Gather all lines with "title" from the records.
(DATA RECORDS)
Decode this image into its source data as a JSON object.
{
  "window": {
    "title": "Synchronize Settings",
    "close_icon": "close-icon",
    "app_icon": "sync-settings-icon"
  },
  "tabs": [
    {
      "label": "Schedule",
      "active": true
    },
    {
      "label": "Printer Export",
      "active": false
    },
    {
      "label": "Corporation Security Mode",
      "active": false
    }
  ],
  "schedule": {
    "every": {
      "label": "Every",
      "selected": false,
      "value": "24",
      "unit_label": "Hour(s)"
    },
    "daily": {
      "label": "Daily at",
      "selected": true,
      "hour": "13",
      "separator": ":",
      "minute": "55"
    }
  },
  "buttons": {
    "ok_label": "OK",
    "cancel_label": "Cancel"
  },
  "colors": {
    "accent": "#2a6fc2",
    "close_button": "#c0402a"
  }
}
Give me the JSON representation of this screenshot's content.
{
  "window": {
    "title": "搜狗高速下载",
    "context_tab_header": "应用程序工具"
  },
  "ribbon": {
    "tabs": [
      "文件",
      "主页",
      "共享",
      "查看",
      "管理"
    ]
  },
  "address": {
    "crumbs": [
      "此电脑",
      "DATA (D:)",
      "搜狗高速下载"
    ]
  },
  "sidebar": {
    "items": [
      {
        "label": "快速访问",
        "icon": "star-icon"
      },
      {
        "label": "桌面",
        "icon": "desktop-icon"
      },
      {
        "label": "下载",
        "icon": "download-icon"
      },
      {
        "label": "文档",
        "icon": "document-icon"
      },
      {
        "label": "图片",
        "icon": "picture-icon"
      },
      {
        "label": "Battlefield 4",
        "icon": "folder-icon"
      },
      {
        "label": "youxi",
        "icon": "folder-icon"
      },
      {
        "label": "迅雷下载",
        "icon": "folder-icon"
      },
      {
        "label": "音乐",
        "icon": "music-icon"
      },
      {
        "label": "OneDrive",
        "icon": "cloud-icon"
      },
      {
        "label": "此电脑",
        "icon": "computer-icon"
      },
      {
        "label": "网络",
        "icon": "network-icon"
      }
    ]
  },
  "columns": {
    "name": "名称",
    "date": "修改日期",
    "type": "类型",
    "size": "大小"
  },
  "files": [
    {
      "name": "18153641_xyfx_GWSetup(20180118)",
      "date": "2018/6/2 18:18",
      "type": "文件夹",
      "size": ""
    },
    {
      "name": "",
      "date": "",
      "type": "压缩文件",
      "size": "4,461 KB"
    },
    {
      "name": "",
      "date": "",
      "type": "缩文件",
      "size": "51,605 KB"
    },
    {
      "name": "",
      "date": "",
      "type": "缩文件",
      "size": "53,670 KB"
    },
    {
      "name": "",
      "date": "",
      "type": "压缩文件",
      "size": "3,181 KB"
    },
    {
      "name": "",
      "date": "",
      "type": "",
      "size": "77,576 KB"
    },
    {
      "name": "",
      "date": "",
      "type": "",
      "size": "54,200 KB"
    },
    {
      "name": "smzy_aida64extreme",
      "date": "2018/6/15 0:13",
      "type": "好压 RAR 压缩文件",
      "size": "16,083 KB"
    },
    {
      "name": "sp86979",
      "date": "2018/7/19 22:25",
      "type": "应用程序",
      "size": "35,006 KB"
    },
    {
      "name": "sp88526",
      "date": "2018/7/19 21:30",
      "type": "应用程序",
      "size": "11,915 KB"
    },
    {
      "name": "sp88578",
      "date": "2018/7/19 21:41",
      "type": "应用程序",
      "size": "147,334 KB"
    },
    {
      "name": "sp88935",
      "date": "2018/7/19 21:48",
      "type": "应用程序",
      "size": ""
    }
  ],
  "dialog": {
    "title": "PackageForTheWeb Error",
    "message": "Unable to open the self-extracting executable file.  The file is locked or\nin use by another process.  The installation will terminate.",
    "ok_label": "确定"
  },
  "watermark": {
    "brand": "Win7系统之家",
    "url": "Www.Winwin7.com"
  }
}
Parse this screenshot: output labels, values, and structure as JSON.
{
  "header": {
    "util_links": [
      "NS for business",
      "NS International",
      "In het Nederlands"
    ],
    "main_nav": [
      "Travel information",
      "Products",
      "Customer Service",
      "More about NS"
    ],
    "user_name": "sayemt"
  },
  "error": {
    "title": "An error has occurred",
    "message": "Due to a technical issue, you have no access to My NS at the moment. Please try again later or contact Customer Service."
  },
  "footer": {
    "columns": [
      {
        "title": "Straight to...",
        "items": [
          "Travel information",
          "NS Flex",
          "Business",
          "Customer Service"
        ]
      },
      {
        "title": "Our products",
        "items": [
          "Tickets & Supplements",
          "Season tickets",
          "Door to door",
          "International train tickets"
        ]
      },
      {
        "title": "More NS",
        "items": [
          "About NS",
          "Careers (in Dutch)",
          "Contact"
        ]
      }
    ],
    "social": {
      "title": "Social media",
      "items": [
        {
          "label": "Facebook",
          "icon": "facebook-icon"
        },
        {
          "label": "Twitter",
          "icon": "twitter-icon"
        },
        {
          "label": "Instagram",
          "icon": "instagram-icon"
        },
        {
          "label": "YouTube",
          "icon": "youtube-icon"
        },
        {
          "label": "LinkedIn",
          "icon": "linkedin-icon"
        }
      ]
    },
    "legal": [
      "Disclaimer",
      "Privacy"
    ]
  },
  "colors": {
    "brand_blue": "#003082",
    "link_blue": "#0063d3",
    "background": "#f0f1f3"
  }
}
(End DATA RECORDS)
• [ANSWER SECTION]
    "title": "Synchronize Settings",
    "title": "搜狗高速下载",
    "title": "PackageForTheWeb Error",
    "title": "An error has occurred",
        "title": "Straight to...",
        "title": "Our products",
        "title": "More NS",
      "title": "Social media",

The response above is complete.